WHAT IS EXPECTED: Find all the lines in the entries below that hold the word "this" and copy them.

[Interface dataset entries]

-- Opening Marker --

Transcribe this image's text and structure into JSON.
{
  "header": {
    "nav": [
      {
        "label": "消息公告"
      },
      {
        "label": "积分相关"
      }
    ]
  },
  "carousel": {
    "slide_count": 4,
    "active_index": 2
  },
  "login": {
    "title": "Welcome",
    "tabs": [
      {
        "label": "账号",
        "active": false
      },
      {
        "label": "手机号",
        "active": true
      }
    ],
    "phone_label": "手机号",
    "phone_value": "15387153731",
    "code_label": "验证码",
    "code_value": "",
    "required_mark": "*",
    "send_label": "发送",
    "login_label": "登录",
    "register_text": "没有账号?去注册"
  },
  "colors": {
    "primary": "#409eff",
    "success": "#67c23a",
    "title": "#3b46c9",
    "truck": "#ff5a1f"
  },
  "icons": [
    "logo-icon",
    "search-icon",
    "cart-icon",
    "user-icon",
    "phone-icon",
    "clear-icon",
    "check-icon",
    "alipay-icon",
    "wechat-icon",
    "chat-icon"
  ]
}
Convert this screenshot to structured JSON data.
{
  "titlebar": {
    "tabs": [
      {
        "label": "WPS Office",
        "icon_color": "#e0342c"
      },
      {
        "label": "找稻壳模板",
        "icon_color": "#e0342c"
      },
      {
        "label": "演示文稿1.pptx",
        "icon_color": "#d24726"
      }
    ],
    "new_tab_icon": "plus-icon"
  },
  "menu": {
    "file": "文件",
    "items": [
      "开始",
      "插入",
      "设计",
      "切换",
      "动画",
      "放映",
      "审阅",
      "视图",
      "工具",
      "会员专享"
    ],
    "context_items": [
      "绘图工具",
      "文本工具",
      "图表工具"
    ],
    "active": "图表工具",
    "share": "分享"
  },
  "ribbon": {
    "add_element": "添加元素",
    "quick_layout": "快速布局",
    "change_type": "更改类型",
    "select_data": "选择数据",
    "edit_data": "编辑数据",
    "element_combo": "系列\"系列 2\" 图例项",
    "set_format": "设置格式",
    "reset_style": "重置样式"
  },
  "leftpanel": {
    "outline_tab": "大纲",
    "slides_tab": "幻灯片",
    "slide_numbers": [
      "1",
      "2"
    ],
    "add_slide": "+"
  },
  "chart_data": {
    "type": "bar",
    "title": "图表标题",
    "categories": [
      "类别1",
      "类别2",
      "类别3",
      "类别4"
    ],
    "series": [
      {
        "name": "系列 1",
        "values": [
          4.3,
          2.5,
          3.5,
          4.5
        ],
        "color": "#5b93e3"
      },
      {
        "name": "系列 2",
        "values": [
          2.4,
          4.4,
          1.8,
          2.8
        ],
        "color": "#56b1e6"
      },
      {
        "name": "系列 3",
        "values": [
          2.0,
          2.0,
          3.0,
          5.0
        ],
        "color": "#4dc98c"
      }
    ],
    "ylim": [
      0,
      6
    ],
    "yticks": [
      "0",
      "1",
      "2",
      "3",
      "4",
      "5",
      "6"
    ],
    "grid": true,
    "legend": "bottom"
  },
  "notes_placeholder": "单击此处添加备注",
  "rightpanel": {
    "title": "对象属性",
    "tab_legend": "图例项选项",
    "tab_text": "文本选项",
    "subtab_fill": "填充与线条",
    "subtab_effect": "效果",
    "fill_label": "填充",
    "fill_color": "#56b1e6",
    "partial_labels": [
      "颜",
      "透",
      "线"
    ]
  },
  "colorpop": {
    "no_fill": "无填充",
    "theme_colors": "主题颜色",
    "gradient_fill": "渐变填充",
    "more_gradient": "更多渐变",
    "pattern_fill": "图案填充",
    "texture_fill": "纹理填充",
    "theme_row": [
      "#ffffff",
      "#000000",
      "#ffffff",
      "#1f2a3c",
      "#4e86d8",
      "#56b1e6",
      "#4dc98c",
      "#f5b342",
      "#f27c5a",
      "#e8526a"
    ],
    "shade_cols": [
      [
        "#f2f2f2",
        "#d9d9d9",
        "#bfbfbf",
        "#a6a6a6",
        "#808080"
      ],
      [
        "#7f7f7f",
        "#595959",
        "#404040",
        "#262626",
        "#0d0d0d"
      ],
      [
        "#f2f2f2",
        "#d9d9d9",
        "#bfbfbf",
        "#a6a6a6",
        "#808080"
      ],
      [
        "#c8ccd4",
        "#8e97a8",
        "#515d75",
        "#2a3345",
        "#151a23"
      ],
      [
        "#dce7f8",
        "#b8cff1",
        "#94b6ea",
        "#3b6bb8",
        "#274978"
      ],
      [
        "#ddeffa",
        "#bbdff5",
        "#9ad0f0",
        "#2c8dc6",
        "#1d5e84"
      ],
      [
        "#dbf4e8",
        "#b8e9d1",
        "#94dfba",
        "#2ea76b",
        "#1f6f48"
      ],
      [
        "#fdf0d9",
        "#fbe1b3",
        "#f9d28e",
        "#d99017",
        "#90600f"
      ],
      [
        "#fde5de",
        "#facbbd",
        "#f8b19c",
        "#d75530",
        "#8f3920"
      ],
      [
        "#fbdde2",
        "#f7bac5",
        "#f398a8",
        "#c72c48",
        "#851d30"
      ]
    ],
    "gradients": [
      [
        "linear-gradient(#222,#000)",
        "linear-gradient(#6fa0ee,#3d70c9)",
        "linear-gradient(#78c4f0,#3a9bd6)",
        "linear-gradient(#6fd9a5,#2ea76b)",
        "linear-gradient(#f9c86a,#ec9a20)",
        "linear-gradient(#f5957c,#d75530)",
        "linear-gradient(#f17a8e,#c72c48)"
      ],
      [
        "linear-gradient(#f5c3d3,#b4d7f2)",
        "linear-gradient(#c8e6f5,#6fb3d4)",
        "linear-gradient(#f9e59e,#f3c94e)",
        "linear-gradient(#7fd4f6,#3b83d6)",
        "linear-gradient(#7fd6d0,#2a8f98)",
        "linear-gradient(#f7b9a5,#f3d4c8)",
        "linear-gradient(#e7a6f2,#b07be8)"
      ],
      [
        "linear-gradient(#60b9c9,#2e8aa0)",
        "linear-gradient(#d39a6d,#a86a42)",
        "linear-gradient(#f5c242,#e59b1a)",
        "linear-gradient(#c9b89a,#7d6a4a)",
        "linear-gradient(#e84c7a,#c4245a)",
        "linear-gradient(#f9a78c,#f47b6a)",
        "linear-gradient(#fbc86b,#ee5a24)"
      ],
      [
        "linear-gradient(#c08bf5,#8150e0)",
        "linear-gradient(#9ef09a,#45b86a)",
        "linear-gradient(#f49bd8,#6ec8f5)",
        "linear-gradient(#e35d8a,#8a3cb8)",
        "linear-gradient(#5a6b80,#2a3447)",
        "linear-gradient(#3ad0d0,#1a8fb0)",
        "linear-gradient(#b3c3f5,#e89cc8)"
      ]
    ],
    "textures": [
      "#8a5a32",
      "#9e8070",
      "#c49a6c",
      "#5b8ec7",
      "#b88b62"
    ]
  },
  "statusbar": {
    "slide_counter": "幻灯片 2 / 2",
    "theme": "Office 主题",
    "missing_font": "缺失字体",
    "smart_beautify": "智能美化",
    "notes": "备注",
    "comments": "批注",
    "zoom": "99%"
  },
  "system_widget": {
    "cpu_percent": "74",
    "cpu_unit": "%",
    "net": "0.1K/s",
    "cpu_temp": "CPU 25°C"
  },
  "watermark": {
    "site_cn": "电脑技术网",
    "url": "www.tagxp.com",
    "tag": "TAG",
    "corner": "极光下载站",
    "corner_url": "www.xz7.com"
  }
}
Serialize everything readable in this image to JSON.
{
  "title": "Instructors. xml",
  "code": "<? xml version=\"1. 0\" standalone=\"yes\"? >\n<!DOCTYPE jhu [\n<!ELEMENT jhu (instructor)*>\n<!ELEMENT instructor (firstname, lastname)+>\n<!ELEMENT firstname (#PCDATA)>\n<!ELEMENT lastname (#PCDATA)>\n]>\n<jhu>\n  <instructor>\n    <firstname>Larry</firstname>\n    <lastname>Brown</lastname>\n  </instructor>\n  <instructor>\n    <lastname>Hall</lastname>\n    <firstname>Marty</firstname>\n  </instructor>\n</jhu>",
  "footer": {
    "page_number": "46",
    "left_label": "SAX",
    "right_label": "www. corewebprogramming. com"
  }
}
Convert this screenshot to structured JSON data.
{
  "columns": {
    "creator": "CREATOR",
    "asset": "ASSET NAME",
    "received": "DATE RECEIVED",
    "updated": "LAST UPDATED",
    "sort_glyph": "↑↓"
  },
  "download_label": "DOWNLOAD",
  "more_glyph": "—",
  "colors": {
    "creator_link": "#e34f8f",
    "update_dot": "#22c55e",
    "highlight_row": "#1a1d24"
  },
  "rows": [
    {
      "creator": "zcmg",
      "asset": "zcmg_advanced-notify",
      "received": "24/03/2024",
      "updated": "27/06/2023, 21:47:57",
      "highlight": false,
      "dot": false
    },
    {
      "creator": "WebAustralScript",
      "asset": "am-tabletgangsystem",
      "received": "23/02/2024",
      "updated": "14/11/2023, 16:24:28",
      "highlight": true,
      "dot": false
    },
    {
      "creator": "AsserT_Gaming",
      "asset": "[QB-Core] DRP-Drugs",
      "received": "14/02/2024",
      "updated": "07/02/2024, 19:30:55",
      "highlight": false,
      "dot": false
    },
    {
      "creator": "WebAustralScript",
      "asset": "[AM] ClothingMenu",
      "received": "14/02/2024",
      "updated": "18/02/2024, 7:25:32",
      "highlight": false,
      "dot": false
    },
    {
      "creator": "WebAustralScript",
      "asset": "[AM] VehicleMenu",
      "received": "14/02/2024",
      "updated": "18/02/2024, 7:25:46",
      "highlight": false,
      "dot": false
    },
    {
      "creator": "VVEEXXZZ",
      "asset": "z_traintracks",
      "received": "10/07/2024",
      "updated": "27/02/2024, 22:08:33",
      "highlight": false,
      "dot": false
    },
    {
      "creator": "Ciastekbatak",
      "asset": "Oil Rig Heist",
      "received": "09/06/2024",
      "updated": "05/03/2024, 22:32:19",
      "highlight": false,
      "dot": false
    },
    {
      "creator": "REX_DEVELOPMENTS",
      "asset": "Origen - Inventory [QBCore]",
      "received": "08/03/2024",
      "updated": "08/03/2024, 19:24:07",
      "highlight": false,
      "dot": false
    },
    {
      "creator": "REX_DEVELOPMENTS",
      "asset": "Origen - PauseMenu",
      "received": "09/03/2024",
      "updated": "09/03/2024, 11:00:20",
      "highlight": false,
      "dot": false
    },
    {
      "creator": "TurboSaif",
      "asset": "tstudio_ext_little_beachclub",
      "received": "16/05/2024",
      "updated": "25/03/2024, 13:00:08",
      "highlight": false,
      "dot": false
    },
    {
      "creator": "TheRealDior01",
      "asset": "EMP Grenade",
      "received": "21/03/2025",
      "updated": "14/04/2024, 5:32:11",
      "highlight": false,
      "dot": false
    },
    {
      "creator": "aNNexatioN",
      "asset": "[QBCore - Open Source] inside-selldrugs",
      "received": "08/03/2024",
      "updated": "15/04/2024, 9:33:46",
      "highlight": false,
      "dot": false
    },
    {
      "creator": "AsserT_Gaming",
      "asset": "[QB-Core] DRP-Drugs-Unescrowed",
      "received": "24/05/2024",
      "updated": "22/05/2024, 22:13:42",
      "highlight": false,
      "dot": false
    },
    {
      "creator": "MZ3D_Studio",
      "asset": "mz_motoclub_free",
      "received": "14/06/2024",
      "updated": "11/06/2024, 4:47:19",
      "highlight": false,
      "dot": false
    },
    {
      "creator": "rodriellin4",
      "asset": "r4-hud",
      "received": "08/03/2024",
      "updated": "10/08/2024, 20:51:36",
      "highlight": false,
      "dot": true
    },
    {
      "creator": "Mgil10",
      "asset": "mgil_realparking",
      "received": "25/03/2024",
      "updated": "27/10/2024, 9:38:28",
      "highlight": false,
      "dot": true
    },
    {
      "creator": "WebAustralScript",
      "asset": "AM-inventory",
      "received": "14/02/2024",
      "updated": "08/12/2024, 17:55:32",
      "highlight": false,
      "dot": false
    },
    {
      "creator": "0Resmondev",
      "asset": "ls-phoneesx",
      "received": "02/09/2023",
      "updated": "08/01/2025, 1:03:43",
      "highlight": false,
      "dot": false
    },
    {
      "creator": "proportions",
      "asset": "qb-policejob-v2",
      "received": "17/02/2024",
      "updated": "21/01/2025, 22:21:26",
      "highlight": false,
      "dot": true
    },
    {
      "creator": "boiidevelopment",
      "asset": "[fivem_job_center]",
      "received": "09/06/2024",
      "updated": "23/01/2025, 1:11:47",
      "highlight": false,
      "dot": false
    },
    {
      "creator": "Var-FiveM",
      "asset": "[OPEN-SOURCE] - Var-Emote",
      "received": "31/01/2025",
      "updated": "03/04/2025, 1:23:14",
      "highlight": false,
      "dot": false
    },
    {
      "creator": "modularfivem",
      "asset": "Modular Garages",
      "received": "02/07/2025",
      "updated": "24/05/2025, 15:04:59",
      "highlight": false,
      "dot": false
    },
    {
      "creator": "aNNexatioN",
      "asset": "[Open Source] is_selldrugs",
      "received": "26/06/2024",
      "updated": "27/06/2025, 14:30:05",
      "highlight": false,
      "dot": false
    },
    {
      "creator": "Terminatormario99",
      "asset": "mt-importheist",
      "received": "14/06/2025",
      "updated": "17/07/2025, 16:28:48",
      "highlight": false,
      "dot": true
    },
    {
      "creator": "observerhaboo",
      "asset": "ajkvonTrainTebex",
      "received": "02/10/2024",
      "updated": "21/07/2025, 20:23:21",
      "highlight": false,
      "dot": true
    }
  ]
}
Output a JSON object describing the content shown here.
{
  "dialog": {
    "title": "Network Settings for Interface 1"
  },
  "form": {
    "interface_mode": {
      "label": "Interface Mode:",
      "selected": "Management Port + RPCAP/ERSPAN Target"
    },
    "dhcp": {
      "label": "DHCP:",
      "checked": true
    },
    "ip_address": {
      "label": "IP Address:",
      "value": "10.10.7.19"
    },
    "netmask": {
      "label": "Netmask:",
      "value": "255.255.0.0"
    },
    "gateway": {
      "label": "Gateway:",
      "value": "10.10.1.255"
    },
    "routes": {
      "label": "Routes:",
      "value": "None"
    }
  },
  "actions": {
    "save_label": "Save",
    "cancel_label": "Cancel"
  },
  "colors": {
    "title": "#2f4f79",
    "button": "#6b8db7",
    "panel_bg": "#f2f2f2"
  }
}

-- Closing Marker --

SOLVED EXERCISE:
Transcribe this image's text and structure into JSON.
Convert this screenshot to structured JSON data.
Serialize everything readable in this image to JSON.
Convert this screenshot to structured JSON data.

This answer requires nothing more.